The 24-hour news cycle informs us, but also inflames our passions. Public controversies become personal, and even close family members have become alienated from each other. We have forgotten how to disagree with respect and hold onto that sacred paradox of refusing to hate a person even if we strongly oppose their political positions.
It’s a volatile situation with far-reaching effects. And so often, it can lead us to despair.
Politics can be emotional, but the truth is, it's with good reason. Especially now that I live in Israel, I am well aware of the effect that American elections have on international policies and the trajectory of our world. With so much at stake — politically, emotionally, socially — I have realized that just as we have a civic duty to vote, as people of faith, we also have a spiritual responsibility to pray.
Both Jews and Christians hold fast to the belief that God hears our prayers and that He intervenes in world events on our behalf. So, while it is imperative that we cast our vote, we must also “Cast our cares on the Lord” (Psalm 55:22) through sincere and heartfelt prayer. Will our prayers be answered? Maybe not, but they will certainly change and soften our hearts.
I believe that just as our votes make a difference, so do our prayers. And just as we must exercise our right to vote, we dare not squander the opportunity to pray for a good outcome that will bring much-needed peace, unity, and healing. As the prophet Jeremiah said, “Seek the peace and prosperity of the city… Pray to the Lord for it, because if it prospers, you too will prosper” (Jeremiah 29:7). Our prayers help our nation thrive — and when our nation thrives, we all win.
This is why The Fellowship has introduced a new campaign to encourage prayer during this election season. Just as voters are typically awarded an “I voted” sticker after serving America by voting, we are proud to offer “I prayed” stickers to those who have served America by praying. It is one small way of acknowledging those who pray for the safety and security of America and inspire others to do the same.
During these critical times, we must come together in prayer. Let us pray for the future of America — for strength, peace, prosperity, and healing in the weeks and years ahead. Let us pray that all candidates for public office are granted the wisdom, understanding, and judgement that can only come from God. Let us continue to pray that God will bless America abundantly, no matter who wins. And through it all, remember that we serve a great God, the King of Kings, and ultimately, it is He who will always lead us.

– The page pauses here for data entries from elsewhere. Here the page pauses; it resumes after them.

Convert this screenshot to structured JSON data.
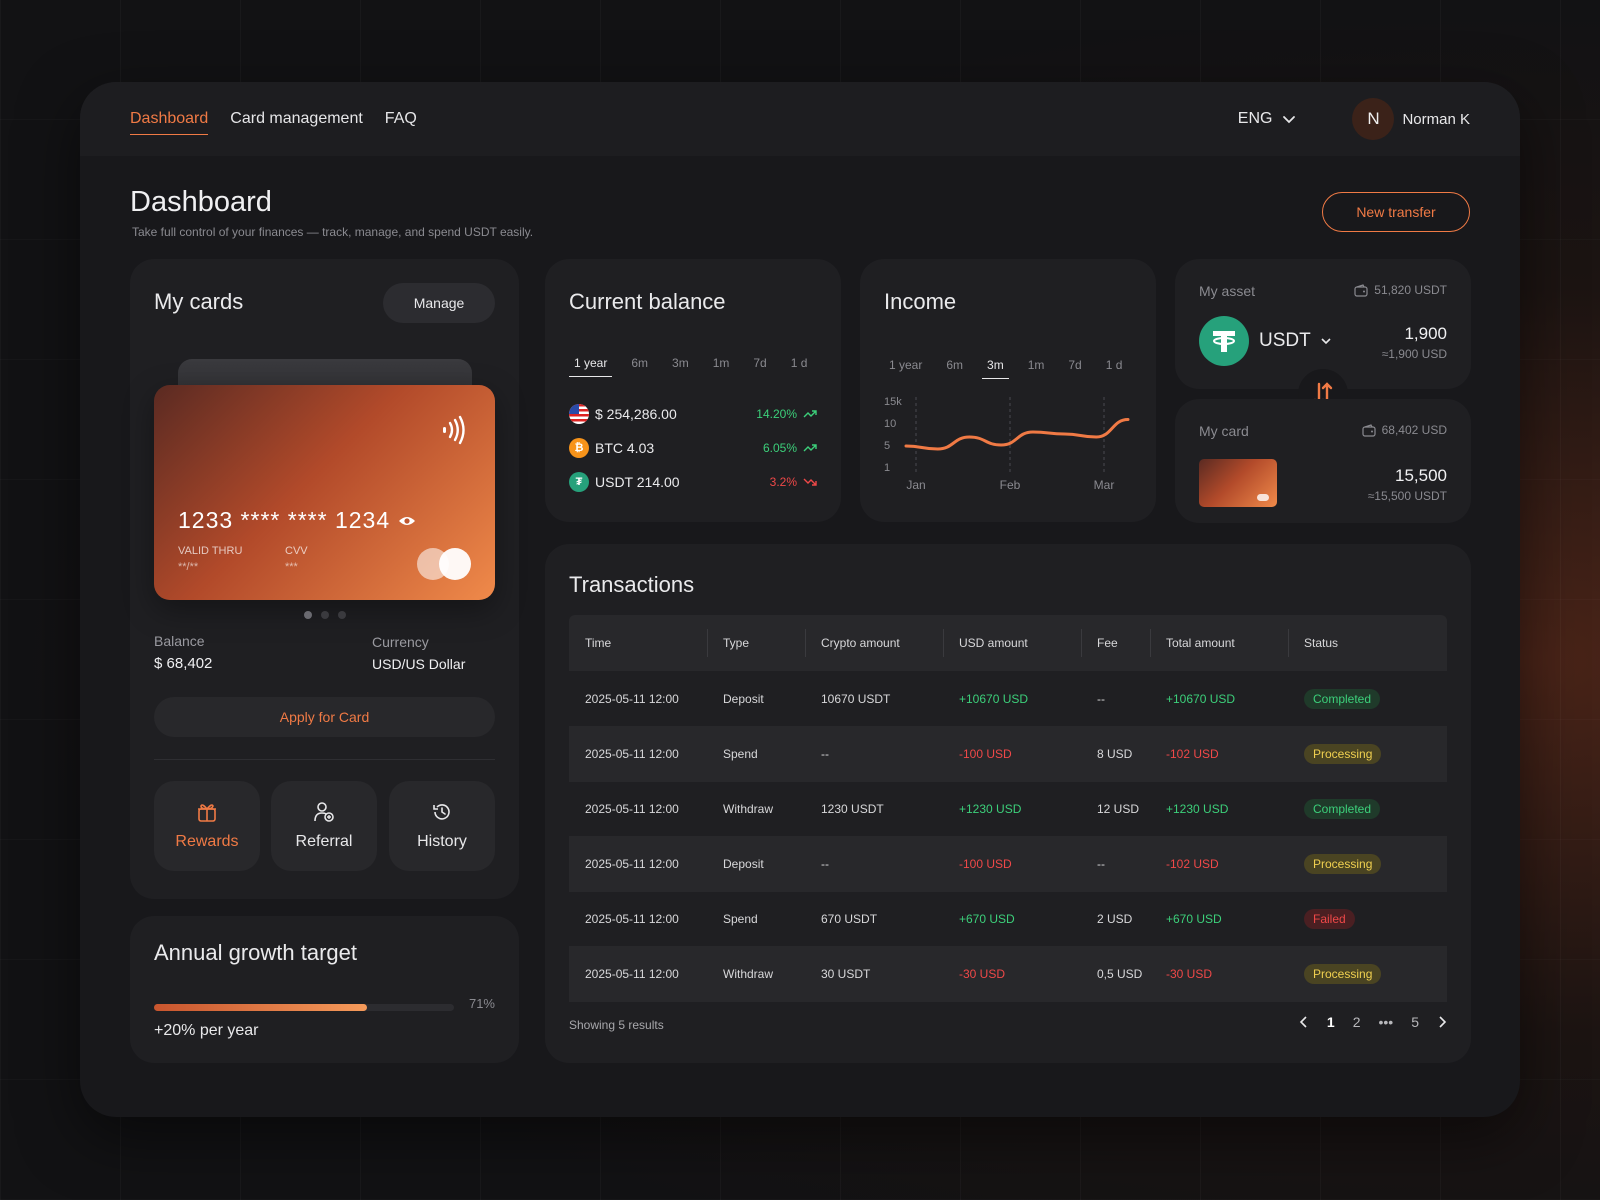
{
  "nav": {
    "items": [
      {
        "label": "Dashboard",
        "active": true
      },
      {
        "label": "Card management",
        "active": false
      },
      {
        "label": "FAQ",
        "active": false
      }
    ],
    "language": "ENG",
    "user": {
      "initial": "N",
      "name": "Norman K"
    }
  },
  "header": {
    "title": "Dashboard",
    "subtitle": "Take full control of your finances — track, manage, and spend USDT easily.",
    "new_transfer_label": "New transfer"
  },
  "my_cards": {
    "title": "My cards",
    "manage_label": "Manage",
    "card_number": "1233 **** **** 1234",
    "valid_thru_label": "VALID THRU",
    "valid_thru_value": "**/**",
    "cvv_label": "CVV",
    "cvv_value": "***",
    "balance_label": "Balance",
    "balance_value": "$ 68,402",
    "currency_label": "Currency",
    "currency_value": "USD/US Dollar",
    "apply_label": "Apply for Card",
    "quick_actions": [
      {
        "label": "Rewards",
        "icon": "gift-icon",
        "active": true
      },
      {
        "label": "Referral",
        "icon": "add-user-icon",
        "active": false
      },
      {
        "label": "History",
        "icon": "history-icon",
        "active": false
      }
    ]
  },
  "growth": {
    "title": "Annual growth target",
    "percent_label": "71%",
    "progress": 0.71,
    "subtitle": "+20% per year"
  },
  "balance": {
    "title": "Current balance",
    "tabs": [
      "1 year",
      "6m",
      "3m",
      "1m",
      "7d",
      "1 d"
    ],
    "active_tab": "1 year",
    "rows": [
      {
        "label": "$ 254,286.00",
        "change": "14.20%",
        "trend": "up"
      },
      {
        "label": "BTC 4.03",
        "change": "6.05%",
        "trend": "up"
      },
      {
        "label": "USDT 214.00",
        "change": "3.2%",
        "trend": "down"
      }
    ]
  },
  "income": {
    "title": "Income",
    "tabs": [
      "1 year",
      "6m",
      "3m",
      "1m",
      "7d",
      "1 d"
    ],
    "active_tab": "3m"
  },
  "chart_data": {
    "type": "line",
    "title": "Income",
    "x_tick_labels": [
      "Jan",
      "Feb",
      "Mar"
    ],
    "y_tick_labels": [
      "15k",
      "10",
      "5",
      "1"
    ],
    "series": [
      {
        "values": [
          5.2,
          4.6,
          7.0,
          5.4,
          8.0,
          7.6,
          7.0,
          10.5
        ]
      }
    ],
    "color": "#f07a45",
    "ylim": [
      1,
      15
    ]
  },
  "asset": {
    "title": "My asset",
    "total": "51,820 USDT",
    "currency": "USDT",
    "amount": "1,900",
    "amount_usd": "≈1,900 USD"
  },
  "my_card_widget": {
    "title": "My card",
    "total": "68,402 USD",
    "amount": "15,500",
    "amount_usd": "≈15,500 USDT"
  },
  "transactions": {
    "title": "Transactions",
    "columns": [
      "Time",
      "Type",
      "Crypto amount",
      "USD amount",
      "Fee",
      "Total amount",
      "Status"
    ],
    "rows": [
      {
        "time": "2025-05-11 12:00",
        "type": "Deposit",
        "crypto": "10670 USDT",
        "usd": "+10670 USD",
        "fee": "--",
        "total": "+10670 USD",
        "status": "Completed",
        "dir": "up"
      },
      {
        "time": "2025-05-11 12:00",
        "type": "Spend",
        "crypto": "--",
        "usd": "-100 USD",
        "fee": "8 USD",
        "total": "-102 USD",
        "status": "Processing",
        "dir": "down"
      },
      {
        "time": "2025-05-11 12:00",
        "type": "Withdraw",
        "crypto": "1230 USDT",
        "usd": "+1230 USD",
        "fee": "12 USD",
        "total": "+1230 USD",
        "status": "Completed",
        "dir": "up"
      },
      {
        "time": "2025-05-11 12:00",
        "type": "Deposit",
        "crypto": "--",
        "usd": "-100 USD",
        "fee": "--",
        "total": "-102 USD",
        "status": "Processing",
        "dir": "down"
      },
      {
        "time": "2025-05-11 12:00",
        "type": "Spend",
        "crypto": "670 USDT",
        "usd": "+670 USD",
        "fee": "2 USD",
        "total": "+670 USD",
        "status": "Failed",
        "dir": "up"
      },
      {
        "time": "2025-05-11 12:00",
        "type": "Withdraw",
        "crypto": "30 USDT",
        "usd": "-30 USD",
        "fee": "0,5 USD",
        "total": "-30  USD",
        "status": "Processing",
        "dir": "down"
      }
    ],
    "summary": "Showing 5 results",
    "pages": [
      "1",
      "2",
      "•••",
      "5"
    ],
    "current_page": "1"
  },
  "colors": {
    "accent": "#f07a45",
    "positive": "#3ccf7a",
    "negative": "#ef4848",
    "warning": "#f0d050",
    "panel": "#1f1f22"
  }
}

Yael Eckstein is the president and CEO of the International Fellowship of Christian and Jews. In this role, she also holds the rare distinction of being a woman leading one of the world’s largest, religious not-for-profit organizations, having raised $1.8 billion — mostly from Christians — to assist Israel and the Jewish people. She is the author of the book released earlier this year, Generation to Generation: Passing on a Legacy of Faith to our Children.